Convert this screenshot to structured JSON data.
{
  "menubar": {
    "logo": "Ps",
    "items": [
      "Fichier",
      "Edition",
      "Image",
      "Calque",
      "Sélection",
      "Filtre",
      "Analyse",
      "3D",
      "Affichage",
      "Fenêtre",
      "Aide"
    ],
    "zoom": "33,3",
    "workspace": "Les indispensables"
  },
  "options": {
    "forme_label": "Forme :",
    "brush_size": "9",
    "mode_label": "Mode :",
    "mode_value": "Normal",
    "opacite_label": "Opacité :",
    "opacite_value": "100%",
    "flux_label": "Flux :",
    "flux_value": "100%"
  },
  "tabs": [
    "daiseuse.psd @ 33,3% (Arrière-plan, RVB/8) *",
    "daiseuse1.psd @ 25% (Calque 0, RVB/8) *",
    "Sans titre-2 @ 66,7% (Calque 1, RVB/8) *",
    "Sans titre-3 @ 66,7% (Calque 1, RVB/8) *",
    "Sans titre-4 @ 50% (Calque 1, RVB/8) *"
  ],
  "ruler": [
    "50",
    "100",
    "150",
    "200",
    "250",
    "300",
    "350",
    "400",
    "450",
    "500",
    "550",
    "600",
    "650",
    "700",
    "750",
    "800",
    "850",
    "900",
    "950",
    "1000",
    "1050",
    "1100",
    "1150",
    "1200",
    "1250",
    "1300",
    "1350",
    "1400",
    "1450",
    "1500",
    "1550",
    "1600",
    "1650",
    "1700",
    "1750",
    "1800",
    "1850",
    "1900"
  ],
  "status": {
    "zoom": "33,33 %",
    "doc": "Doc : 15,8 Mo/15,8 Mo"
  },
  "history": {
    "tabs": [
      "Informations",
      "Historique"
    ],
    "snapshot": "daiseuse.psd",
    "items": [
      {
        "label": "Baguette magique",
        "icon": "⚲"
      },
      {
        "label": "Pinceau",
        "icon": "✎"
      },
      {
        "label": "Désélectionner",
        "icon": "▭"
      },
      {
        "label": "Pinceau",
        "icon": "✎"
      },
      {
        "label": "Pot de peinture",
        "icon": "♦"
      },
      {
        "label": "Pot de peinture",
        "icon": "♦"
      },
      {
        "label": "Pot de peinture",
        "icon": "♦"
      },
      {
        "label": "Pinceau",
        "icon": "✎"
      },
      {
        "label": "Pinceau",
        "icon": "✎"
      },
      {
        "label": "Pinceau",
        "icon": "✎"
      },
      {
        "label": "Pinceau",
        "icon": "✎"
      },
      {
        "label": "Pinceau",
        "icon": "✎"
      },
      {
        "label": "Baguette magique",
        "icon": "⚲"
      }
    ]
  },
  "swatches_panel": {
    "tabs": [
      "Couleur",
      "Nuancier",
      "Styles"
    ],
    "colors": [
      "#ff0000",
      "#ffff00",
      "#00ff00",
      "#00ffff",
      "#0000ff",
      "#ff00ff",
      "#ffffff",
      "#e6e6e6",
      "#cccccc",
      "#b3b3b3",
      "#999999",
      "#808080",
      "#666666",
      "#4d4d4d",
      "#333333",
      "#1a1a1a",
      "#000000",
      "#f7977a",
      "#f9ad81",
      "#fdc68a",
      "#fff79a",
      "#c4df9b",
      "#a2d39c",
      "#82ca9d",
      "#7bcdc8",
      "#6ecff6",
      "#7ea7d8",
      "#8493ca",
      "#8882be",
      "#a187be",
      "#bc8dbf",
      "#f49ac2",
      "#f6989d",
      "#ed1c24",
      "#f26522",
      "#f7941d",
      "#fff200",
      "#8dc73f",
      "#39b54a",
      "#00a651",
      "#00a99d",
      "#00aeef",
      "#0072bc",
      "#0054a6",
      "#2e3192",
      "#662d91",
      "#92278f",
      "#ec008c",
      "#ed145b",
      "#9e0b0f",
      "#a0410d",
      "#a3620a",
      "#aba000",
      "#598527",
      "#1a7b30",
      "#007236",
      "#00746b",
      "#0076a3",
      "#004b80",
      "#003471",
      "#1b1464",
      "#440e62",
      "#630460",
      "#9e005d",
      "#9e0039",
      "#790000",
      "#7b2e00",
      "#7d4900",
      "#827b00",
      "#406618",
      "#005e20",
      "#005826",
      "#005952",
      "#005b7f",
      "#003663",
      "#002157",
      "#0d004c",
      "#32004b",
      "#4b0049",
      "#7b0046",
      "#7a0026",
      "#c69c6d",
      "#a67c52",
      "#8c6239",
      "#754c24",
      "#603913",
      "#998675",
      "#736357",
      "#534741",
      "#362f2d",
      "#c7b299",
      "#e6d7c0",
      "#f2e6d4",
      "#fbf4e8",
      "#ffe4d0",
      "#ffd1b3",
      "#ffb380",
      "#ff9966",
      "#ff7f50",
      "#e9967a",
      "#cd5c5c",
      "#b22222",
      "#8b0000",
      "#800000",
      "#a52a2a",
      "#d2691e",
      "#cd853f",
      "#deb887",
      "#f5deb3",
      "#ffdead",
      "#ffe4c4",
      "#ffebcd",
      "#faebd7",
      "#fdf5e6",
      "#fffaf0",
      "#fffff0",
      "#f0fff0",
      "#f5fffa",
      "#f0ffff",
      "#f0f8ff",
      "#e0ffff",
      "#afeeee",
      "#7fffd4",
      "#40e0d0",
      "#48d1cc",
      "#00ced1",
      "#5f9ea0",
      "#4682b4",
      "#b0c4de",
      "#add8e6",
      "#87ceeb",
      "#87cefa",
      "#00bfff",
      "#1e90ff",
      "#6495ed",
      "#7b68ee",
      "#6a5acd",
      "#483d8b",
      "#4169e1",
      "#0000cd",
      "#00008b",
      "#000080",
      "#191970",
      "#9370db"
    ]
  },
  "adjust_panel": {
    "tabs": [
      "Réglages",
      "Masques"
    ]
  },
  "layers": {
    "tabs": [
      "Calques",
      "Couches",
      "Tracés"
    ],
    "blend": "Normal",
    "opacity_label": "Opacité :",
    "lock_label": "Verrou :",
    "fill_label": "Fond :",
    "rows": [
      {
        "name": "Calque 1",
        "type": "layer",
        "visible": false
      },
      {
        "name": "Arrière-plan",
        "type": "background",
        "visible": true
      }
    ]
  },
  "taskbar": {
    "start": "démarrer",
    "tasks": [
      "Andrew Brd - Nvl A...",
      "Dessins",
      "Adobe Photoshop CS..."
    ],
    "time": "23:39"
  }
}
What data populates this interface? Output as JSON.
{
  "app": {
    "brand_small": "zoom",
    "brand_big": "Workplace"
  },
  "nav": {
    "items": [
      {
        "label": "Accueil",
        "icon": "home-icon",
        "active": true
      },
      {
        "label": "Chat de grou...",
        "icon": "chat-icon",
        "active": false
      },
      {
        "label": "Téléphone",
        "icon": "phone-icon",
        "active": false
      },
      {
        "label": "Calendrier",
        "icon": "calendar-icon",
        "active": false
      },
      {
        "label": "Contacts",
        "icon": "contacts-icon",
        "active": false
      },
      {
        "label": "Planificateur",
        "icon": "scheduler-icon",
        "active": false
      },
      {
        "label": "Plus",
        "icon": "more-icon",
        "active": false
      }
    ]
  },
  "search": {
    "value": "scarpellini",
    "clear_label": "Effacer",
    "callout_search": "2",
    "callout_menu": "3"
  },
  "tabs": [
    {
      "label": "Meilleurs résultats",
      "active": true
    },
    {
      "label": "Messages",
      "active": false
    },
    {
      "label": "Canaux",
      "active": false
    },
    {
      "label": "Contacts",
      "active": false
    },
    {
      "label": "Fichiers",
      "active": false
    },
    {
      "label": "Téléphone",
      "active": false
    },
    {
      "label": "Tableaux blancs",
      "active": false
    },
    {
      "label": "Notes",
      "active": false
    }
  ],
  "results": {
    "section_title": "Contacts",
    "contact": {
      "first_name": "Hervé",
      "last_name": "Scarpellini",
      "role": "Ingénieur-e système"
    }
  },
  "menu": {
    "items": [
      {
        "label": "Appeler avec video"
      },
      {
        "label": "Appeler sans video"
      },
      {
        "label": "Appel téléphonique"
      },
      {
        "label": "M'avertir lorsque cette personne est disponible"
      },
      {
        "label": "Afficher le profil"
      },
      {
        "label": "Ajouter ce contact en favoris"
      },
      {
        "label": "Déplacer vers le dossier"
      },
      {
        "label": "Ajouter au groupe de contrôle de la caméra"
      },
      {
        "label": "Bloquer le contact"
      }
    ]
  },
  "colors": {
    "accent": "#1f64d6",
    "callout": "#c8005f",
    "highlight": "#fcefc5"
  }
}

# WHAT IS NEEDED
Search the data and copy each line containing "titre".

# OUTPUT
    "Sans titre-2 @ 66,7% (Calque 1, RVB/8) *",
    "Sans titre-3 @ 66,7% (Calque 1, RVB/8) *",
    "Sans titre-4 @ 50% (Calque 1, RVB/8) *"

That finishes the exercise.